Nao: For me, my memory — of course it’s fading, and it was very sad when I started forgetting his voice. Because for me, I remember the visual more than his voice. But sometimes when I hear pop music from around that time, I start to remember the memory more. The music helps me tap into my memories from that time, and I remember he sounded. It’s the memories, but also the new conversation that you have, as you said, is interesting. That reminds me of the saying “memento mori” — when you forget, then that person is dead forever, but as long as he’s alive in your stories, then he’s alive as well. 

Hatis: Oh, so beautiful. I’m very happy that we can share this kind of story as well.

Nao: Yeah.

Hatis: I was also really happy to see you put the character of the mantis in the video. 

Nao: Yes, of course! Of course we wanted to put that in. Can you tell the story again?

Hatis: Yeah. When I was in Lisbon, I had a performance in a field. It was evening, in the dark, and then — this kind of thing often happens when I have a live performance, some wild animal comes.

Nao: You’re like a Disney princess. [Laughs.] But a better one.

Hatis: [Laughs.] I don’t know, yeah. That squirrel, and [there’s been] dogs, cats. But at that time, it was a mantis. And it was actually a huge mantis, but I hadn’t realized what it was — I just felt something on my head when I was singing. I noticed the people in the audience were freaked out, and in the end, I noticed that it was a mantis. I just thought I felt some itchiness, but I didn’t really care.
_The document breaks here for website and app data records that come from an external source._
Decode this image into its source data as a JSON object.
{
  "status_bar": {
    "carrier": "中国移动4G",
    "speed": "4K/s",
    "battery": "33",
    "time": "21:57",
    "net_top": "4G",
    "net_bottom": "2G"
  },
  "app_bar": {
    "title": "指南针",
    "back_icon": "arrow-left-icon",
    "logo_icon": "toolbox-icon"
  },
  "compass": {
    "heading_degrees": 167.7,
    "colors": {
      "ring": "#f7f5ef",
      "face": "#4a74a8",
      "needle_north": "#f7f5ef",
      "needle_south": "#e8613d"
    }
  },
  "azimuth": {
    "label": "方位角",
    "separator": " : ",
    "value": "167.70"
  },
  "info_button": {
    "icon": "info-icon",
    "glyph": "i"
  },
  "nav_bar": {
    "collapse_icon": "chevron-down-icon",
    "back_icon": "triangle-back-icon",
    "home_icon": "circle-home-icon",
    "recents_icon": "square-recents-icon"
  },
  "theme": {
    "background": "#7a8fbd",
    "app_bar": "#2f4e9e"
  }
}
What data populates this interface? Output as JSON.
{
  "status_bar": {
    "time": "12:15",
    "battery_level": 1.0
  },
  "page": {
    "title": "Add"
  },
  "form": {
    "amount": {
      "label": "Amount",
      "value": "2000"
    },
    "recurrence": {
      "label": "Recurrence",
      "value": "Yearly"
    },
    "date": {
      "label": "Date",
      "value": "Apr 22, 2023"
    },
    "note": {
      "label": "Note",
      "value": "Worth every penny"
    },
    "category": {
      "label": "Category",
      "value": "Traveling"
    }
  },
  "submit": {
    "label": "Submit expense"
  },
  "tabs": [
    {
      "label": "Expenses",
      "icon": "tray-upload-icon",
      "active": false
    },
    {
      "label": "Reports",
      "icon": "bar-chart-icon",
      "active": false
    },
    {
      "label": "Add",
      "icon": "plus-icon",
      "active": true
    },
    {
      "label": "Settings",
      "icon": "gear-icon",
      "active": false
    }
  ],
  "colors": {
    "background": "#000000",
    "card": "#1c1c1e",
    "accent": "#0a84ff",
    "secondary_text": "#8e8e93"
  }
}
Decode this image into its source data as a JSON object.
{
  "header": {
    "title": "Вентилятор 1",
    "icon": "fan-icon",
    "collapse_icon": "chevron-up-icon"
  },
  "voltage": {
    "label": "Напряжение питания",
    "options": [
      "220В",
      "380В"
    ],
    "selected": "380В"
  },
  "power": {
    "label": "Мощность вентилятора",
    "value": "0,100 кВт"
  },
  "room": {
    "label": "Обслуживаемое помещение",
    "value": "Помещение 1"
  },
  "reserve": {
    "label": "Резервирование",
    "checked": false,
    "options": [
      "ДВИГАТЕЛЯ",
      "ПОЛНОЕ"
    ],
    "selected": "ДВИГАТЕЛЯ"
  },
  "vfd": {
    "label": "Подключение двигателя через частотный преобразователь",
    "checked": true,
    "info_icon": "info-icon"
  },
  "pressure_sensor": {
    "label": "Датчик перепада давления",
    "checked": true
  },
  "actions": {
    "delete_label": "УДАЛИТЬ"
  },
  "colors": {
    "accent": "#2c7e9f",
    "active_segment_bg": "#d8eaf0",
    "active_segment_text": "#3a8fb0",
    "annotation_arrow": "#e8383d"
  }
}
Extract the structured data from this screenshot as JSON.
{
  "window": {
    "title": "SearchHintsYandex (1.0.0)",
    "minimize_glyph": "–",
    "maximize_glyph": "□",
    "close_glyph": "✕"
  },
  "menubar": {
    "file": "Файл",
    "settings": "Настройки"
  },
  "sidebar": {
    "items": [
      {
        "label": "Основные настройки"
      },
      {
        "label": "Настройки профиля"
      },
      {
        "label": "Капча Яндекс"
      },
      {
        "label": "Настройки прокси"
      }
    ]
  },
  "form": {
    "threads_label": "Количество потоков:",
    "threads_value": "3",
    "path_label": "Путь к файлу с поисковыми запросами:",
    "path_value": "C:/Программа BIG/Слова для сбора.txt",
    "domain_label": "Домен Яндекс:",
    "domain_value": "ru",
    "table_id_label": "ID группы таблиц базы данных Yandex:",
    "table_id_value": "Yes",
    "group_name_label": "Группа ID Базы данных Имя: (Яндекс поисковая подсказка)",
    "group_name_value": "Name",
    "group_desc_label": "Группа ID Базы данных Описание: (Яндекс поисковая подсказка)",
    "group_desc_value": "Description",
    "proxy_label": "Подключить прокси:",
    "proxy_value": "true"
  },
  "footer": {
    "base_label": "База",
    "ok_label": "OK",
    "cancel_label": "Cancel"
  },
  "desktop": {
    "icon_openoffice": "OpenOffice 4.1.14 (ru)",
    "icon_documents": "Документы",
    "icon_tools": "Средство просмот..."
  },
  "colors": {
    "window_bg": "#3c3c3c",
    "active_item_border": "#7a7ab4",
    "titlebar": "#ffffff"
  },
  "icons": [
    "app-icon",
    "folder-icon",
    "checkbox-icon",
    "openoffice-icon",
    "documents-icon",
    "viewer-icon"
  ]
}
I kept singing, and at some point, I raised my hand, and at first I was a bit surprised to see such a huge mantis on my head. But [then I was like,] “OK, welcome to my space.”

Nao: “Welcome to the performance, let’s perform together.”

Hatis: Yeah, “why don’t we sing together and dance together?” I was playing around with this mantis, and it became a story of the festival. 

Nao: Yeah, we wanted to definitely include that. And because of the scale, even though the mantis is huge, it’s one of the insects, and we also wanted to show tiny creatures can be part of a big energy also. So the mantis was a very important aspect in the video, scale-wise, to incorporate that tiny, alive being. Also, when I was researching, mantises have a big importance in mythology in different cultures as well. It’s a very spiritual element. 

Really random, but what’s your favorite creature or animal that exists in this world? 

Hatis: Ah, I love black panthers.

Nao: Black panthers!

Hatis: Yeah, I really love panthers, especially black ones. I remember when we were talking about our spirit animals and we were guessing each others’, someone said mine should be a black panther and I felt so good about it.

Nao: Yeah, it’s really nice. Independent. 

Hatis: And very elegant, strong. How about yours?

Nao: Well, I don’t know if it’s because I tell everyone about this, but because I like sea slugs so much, my friend told me my spiritual animal is a sea slug. [Laughs.] And I accept that, I’m happy! It’s colorful, funky, and gender neutral — because a lot of people say I’m a bit masculine inside. 

Hatis: I love the sea slug character in the video too. So cute. Do you have a favorite character in the video? 

Nao: You! [Laughs.] 

Hatis: [Laughs.] How sweet. Do you also see yourself in the character of me? As a human…

Nao: No, I see myself more in the sea slug character. [Laughs.]

Hatis Noit is a Japanese vocal performer hailing from distant Shiretoko in Hokkaido who now resides in London. Her accomplished range is astonishingly self-taught, inspired by everything she could find from Gagaku — Japanese classical music — and operatic styles, Bulgarian and Gregorian chanting, to avant-garde and pop vocalists. Her latest record, Aura, is out now on Erased Tapes.